Web page and app entries
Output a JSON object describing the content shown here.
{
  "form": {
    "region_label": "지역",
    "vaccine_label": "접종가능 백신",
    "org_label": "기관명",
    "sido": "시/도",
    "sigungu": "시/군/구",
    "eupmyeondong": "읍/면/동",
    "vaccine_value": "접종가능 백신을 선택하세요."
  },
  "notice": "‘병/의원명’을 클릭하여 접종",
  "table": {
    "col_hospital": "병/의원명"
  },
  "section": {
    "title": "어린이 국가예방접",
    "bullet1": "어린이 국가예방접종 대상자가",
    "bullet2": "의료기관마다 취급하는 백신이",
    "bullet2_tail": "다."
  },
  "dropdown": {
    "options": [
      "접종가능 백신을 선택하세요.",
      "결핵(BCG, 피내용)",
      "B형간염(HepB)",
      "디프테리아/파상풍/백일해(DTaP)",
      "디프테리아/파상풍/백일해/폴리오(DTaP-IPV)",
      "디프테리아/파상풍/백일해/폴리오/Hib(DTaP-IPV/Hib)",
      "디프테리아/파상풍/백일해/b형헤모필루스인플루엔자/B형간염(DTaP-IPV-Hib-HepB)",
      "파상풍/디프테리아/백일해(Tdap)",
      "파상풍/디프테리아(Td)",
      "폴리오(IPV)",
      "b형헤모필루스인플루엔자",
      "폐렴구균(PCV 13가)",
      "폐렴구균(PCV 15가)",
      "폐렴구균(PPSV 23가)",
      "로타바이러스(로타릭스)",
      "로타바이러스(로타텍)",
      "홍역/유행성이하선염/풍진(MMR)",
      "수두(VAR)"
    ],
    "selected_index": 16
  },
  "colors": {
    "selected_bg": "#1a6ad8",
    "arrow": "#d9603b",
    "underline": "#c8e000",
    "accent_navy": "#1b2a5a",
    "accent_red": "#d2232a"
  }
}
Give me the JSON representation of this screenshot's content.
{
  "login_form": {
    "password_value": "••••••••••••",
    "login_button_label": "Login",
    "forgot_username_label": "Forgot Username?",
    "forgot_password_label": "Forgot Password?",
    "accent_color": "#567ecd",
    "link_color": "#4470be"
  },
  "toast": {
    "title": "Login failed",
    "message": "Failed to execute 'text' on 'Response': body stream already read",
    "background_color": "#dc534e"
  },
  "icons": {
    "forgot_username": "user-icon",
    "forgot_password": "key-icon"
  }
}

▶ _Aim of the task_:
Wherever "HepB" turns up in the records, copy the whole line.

▶ _Response area_:
      "B형간염(HepB)",
      "디프테리아/파상풍/백일해/b형헤모필루스인플루엔자/B형간염(DTaP-IPV-Hib-HepB)",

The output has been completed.